As a consequence of an improvement in Karachi’s law and order situation, revival of city’s social and cultural scene became a priority in every circle. Therefore, considering the enormous aesthetic potential of the city and to lighten the prevalent vacuum of creative interaction, the Karachi Foundation for the Arts (KFA) introduced the Karachi Biennale 2017 in March this year, at The Second Floor (T2F). This festivity is a visionary platform that will create a stimulus amongst artists and innovators to undertake projects that would rejuvenate dormant public participation and inculcate team spirit.
Under the auspices of the Karachi Biennale Outreach Committee of the KFA, the second bout of talks on ‘Urban regeneration’ titled ‘Public art in local context’ was recently held at T2F. The panelists for this artists’ open house deliberation were Niilofur Farrukh, Masuma Halai and Gulraiz Khan, who are acclaimed professionals and activists in their respective fields of art, pedagogy and civil disciplines.
The presentations by Farrukh and Khan revolved around public art practices around the world and their impact on corresponding communities.
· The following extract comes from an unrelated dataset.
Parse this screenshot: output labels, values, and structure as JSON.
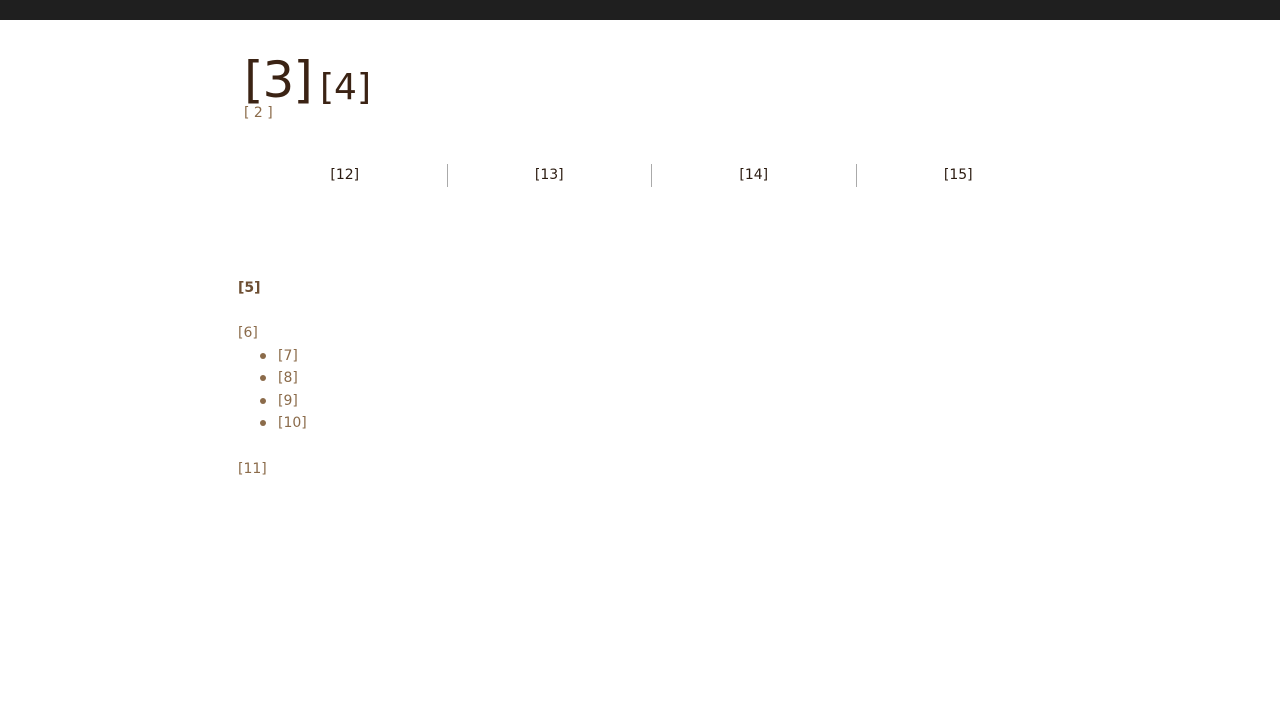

Halai, meanwhile, spoke on the specific mission of the Outreach Programme to engage artists and enthusiasts in 100 projects across the city. These presentations were followed by an interesting discussion on public art in the local context and the challenges it faces in the public space.
The Karachi Biennale Outreach Committee discusses public art practices around the world and their impact on corresponding communities
A common query which came from various participants was regarding the tacit role of politics in public art, particularly when people react negatively to it. In response, Farrukh explained that rejection or exclusion of art from public space is a political act, though certain viewers may have liked it. She narrated the mysterious disappearance of one sculpture and removal of another due to public rejection. Furthermore, Khan also explained how decisions eventually may have some political ingredient; hence, the decision ‘not to be political’ could as well be a political one. He mentioned how ordinary wall-chalking and graffiti on the Berlin wall eventually ended up as a work of art owing to its historical significance.
On a question of whether public art would depict social responsibility, or is it destined to be imperialistic ignoring real issues, Farrukh explained that artists will go into poorer areas, such as Orangi and Baldia towns. Their project concepts will be moderated by the KFA for their acceptance by the general public. However, she emphasised that public art is all about engagement, but not necessarily for specific objectives.
Questions regarding the Outreach Programme were handled by Halai who apprised the audience that artists will propose project ideas that can evoke interaction with the community. The programme focuses on recycling of redundant items into useful toys, furniture items, playground fixtures and even batteries. She demonstrated the use of empty cable reels, usually seen abandoned on roadsides, by converting them into seats, tables and children’s interactive installations.
The evening concluded with a vote of thanks to the panel and the audience who remained engaged and responsive during the discourse.
Published in Dawn, Sunday Magazine, May 29th, 2016